Records from a dataset
□ □ □ □

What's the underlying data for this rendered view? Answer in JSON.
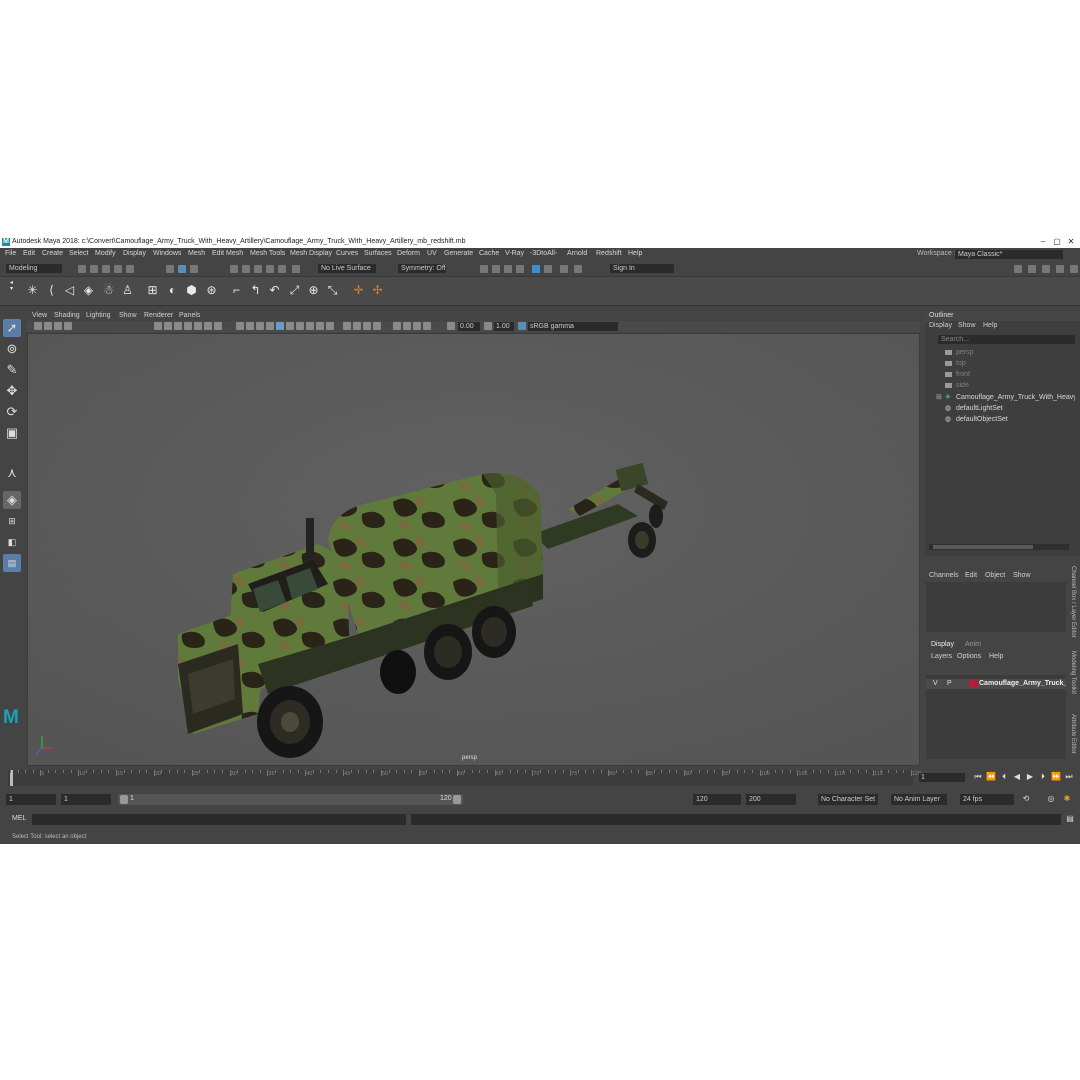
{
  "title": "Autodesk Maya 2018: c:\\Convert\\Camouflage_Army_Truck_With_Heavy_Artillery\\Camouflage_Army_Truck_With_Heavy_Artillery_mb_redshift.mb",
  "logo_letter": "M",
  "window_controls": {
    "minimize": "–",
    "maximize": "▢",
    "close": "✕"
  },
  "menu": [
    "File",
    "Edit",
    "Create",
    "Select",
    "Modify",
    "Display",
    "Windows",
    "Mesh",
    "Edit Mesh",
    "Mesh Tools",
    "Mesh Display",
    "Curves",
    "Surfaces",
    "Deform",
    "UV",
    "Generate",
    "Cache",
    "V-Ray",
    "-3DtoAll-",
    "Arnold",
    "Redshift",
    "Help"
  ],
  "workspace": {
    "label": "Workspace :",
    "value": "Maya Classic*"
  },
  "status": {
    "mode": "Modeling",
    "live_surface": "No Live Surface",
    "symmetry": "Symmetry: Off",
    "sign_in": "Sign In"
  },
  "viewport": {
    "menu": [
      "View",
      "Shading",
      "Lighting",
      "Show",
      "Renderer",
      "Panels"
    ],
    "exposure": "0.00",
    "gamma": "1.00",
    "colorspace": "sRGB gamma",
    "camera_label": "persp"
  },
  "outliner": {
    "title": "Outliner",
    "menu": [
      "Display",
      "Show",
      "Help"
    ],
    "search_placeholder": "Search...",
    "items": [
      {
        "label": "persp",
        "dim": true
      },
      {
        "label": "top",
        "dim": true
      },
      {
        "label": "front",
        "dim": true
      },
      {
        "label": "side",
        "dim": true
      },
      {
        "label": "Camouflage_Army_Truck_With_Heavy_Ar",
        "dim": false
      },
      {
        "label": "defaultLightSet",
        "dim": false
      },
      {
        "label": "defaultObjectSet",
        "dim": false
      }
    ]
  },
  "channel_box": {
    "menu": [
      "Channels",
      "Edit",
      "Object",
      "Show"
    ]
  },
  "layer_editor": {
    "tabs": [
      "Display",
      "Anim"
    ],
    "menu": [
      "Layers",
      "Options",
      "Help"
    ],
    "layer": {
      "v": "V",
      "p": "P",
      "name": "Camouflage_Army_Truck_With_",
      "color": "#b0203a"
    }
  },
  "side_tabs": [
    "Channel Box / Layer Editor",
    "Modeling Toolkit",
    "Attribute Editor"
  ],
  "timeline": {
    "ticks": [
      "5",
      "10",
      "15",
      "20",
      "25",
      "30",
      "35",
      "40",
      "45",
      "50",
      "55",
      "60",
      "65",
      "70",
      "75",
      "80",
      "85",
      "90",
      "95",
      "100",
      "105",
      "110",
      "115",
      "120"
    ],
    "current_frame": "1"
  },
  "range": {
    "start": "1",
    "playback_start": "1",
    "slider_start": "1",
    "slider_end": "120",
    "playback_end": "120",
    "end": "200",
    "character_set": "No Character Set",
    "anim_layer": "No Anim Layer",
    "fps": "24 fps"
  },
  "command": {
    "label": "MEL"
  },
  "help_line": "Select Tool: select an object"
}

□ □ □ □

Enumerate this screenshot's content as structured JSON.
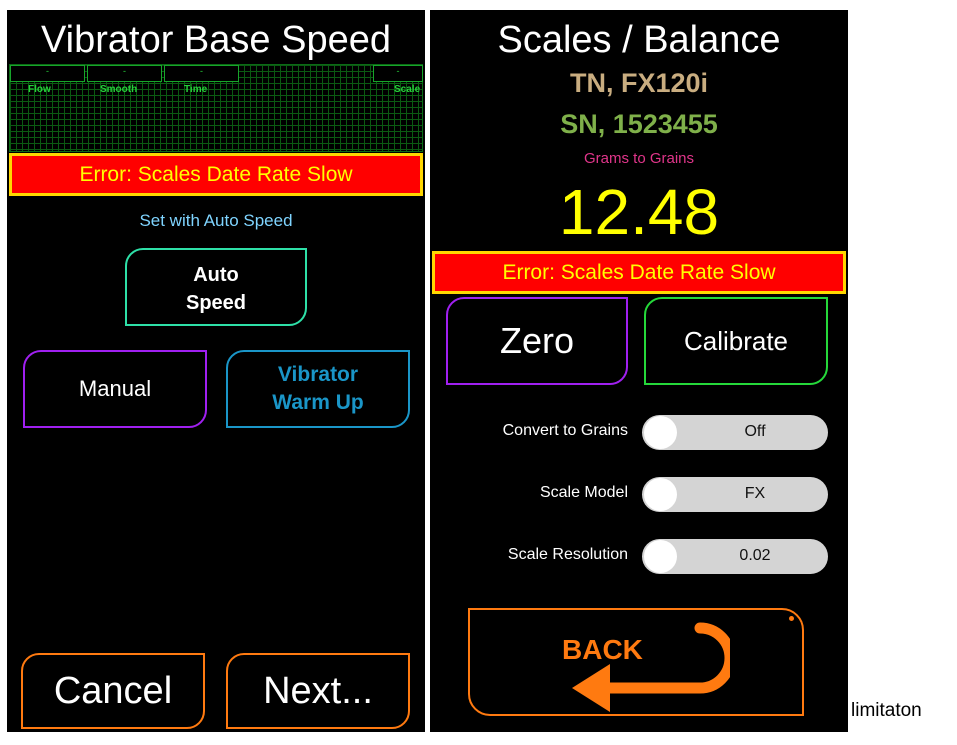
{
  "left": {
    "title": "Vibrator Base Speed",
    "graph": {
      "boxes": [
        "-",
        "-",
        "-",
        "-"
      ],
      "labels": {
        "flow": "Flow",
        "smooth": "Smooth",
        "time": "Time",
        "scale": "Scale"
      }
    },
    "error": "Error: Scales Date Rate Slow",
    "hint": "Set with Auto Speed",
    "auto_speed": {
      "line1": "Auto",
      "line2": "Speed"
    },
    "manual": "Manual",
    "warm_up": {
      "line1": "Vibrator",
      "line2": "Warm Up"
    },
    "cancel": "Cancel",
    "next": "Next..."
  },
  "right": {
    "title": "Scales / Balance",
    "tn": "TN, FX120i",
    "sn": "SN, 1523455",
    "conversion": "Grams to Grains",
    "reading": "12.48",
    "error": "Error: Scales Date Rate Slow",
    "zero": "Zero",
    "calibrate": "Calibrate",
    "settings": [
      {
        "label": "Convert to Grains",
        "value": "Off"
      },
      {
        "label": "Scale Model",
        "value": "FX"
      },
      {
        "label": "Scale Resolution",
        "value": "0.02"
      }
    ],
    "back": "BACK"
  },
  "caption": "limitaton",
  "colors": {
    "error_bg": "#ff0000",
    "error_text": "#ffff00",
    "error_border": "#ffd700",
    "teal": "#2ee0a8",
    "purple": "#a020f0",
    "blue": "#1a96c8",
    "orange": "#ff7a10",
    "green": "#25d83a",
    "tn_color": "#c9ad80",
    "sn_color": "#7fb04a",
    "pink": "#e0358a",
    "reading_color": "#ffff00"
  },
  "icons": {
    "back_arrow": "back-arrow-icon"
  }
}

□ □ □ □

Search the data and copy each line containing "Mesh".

Answer space
    "Mesh",
    "Edit Mesh",
    "Mesh Tools",
    "Mesh Display",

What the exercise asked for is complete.